§ What to do
Copy the data exactly. No line may be skipped.

[Records from a collection]
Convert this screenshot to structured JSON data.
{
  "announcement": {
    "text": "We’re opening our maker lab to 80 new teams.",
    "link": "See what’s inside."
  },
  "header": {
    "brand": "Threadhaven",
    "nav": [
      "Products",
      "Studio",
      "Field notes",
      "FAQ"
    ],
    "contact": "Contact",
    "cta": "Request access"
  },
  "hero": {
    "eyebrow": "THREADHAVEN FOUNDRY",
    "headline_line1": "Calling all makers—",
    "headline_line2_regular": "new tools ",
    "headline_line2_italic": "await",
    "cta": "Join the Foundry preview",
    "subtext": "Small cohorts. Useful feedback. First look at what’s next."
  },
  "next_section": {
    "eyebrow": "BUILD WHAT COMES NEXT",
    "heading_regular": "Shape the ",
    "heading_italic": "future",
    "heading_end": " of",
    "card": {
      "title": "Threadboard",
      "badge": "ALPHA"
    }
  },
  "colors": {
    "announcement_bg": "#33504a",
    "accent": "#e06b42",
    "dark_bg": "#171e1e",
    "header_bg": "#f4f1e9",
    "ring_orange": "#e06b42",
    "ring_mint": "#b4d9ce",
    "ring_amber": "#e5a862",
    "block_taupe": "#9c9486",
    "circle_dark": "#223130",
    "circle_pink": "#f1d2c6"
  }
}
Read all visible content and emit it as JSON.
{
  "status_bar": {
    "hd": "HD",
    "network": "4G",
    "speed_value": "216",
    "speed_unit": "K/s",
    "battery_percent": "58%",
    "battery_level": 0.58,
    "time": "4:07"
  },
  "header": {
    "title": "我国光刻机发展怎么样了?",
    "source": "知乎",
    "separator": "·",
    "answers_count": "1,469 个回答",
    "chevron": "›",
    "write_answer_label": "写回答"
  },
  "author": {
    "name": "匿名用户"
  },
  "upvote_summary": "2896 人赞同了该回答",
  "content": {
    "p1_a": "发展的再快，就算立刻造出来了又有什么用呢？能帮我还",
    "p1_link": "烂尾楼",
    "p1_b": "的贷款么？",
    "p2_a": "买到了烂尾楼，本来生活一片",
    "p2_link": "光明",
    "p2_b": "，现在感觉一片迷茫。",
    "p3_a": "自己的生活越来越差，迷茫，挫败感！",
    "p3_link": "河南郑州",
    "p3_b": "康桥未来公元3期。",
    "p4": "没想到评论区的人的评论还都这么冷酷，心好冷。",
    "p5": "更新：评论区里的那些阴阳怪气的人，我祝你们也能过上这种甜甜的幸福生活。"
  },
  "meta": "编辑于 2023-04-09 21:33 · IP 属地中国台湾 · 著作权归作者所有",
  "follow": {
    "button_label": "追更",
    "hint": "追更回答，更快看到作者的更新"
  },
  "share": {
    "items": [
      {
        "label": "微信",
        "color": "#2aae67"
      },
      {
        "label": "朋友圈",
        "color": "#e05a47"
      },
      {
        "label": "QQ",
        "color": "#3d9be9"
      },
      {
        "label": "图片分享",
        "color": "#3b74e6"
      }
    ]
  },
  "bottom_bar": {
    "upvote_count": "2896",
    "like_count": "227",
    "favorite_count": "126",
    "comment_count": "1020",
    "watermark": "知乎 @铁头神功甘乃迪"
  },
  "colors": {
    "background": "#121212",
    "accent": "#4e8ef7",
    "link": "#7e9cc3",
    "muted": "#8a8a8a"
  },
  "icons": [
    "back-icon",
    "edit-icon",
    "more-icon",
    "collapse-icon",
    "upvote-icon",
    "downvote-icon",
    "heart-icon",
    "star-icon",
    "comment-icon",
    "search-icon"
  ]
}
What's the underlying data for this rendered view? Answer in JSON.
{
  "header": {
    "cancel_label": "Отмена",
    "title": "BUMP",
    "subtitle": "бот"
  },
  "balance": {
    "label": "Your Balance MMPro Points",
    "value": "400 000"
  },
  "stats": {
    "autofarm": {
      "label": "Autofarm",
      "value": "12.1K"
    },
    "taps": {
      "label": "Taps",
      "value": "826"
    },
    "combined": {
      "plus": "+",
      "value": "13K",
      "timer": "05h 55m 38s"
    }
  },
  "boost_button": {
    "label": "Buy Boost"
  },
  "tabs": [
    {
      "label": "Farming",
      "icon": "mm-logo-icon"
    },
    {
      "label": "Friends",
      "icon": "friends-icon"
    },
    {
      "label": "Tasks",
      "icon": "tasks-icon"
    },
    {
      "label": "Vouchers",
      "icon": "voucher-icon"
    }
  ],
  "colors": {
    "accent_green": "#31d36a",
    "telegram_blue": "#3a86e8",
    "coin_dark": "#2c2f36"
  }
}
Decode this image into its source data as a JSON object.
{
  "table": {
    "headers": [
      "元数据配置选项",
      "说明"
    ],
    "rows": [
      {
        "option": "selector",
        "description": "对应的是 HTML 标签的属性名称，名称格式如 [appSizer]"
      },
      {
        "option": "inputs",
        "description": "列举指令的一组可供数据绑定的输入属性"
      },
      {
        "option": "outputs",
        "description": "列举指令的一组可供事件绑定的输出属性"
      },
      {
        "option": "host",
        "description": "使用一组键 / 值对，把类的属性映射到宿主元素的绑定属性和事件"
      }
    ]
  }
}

§ Solution
Convert this screenshot to structured JSON data.
{
  "announcement": {
    "text": "We’re opening our maker lab to 80 new teams.",
    "link": "See what’s inside."
  },
  "header": {
    "brand": "Threadhaven",
    "nav": [
      "Products",
      "Studio",
      "Field notes",
      "FAQ"
    ],
    "contact": "Contact",
    "cta": "Request access"
  },
  "hero": {
    "eyebrow": "THREADHAVEN FOUNDRY",
    "headline_line1": "Calling all makers—",
    "headline_line2_regular": "new tools ",
    "headline_line2_italic": "await",
    "cta": "Join the Foundry preview",
    "subtext": "Small cohorts. Useful feedback. First look at what’s next."
  },
  "next_section": {
    "eyebrow": "BUILD WHAT COMES NEXT",
    "heading_regular": "Shape the ",
    "heading_italic": "future",
    "heading_end": " of",
    "card": {
      "title": "Threadboard",
      "badge": "ALPHA"
    }
  },
  "colors": {
    "announcement_bg": "#33504a",
    "accent": "#e06b42",
    "dark_bg": "#171e1e",
    "header_bg": "#f4f1e9",
    "ring_orange": "#e06b42",
    "ring_mint": "#b4d9ce",
    "ring_amber": "#e5a862",
    "block_taupe": "#9c9486",
    "circle_dark": "#223130",
    "circle_pink": "#f1d2c6"
  }
}
Read all visible content and emit it as JSON.
{
  "status_bar": {
    "hd": "HD",
    "network": "4G",
    "speed_value": "216",
    "speed_unit": "K/s",
    "battery_percent": "58%",
    "battery_level": 0.58,
    "time": "4:07"
  },
  "header": {
    "title": "我国光刻机发展怎么样了?",
    "source": "知乎",
    "separator": "·",
    "answers_count": "1,469 个回答",
    "chevron": "›",
    "write_answer_label": "写回答"
  },
  "author": {
    "name": "匿名用户"
  },
  "upvote_summary": "2896 人赞同了该回答",
  "content": {
    "p1_a": "发展的再快，就算立刻造出来了又有什么用呢？能帮我还",
    "p1_link": "烂尾楼",
    "p1_b": "的贷款么？",
    "p2_a": "买到了烂尾楼，本来生活一片",
    "p2_link": "光明",
    "p2_b": "，现在感觉一片迷茫。",
    "p3_a": "自己的生活越来越差，迷茫，挫败感！",
    "p3_link": "河南郑州",
    "p3_b": "康桥未来公元3期。",
    "p4": "没想到评论区的人的评论还都这么冷酷，心好冷。",
    "p5": "更新：评论区里的那些阴阳怪气的人，我祝你们也能过上这种甜甜的幸福生活。"
  },
  "meta": "编辑于 2023-04-09 21:33 · IP 属地中国台湾 · 著作权归作者所有",
  "follow": {
    "button_label": "追更",
    "hint": "追更回答，更快看到作者的更新"
  },
  "share": {
    "items": [
      {
        "label": "微信",
        "color": "#2aae67"
      },
      {
        "label": "朋友圈",
        "color": "#e05a47"
      },
      {
        "label": "QQ",
        "color": "#3d9be9"
      },
      {
        "label": "图片分享",
        "color": "#3b74e6"
      }
    ]
  },
  "bottom_bar": {
    "upvote_count": "2896",
    "like_count": "227",
    "favorite_count": "126",
    "comment_count": "1020",
    "watermark": "知乎 @铁头神功甘乃迪"
  },
  "colors": {
    "background": "#121212",
    "accent": "#4e8ef7",
    "link": "#7e9cc3",
    "muted": "#8a8a8a"
  },
  "icons": [
    "back-icon",
    "edit-icon",
    "more-icon",
    "collapse-icon",
    "upvote-icon",
    "downvote-icon",
    "heart-icon",
    "star-icon",
    "comment-icon",
    "search-icon"
  ]
}
What's the underlying data for this rendered view? Answer in JSON.
{
  "header": {
    "cancel_label": "Отмена",
    "title": "BUMP",
    "subtitle": "бот"
  },
  "balance": {
    "label": "Your Balance MMPro Points",
    "value": "400 000"
  },
  "stats": {
    "autofarm": {
      "label": "Autofarm",
      "value": "12.1K"
    },
    "taps": {
      "label": "Taps",
      "value": "826"
    },
    "combined": {
      "plus": "+",
      "value": "13K",
      "timer": "05h 55m 38s"
    }
  },
  "boost_button": {
    "label": "Buy Boost"
  },
  "tabs": [
    {
      "label": "Farming",
      "icon": "mm-logo-icon"
    },
    {
      "label": "Friends",
      "icon": "friends-icon"
    },
    {
      "label": "Tasks",
      "icon": "tasks-icon"
    },
    {
      "label": "Vouchers",
      "icon": "voucher-icon"
    }
  ],
  "colors": {
    "accent_green": "#31d36a",
    "telegram_blue": "#3a86e8",
    "coin_dark": "#2c2f36"
  }
}
Decode this image into its source data as a JSON object.
{
  "table": {
    "headers": [
      "元数据配置选项",
      "说明"
    ],
    "rows": [
      {
        "option": "selector",
        "description": "对应的是 HTML 标签的属性名称，名称格式如 [appSizer]"
      },
      {
        "option": "inputs",
        "description": "列举指令的一组可供数据绑定的输入属性"
      },
      {
        "option": "outputs",
        "description": "列举指令的一组可供事件绑定的输出属性"
      },
      {
        "option": "host",
        "description": "使用一组键 / 值对，把类的属性映射到宿主元素的绑定属性和事件"
      }
    ]
  }
}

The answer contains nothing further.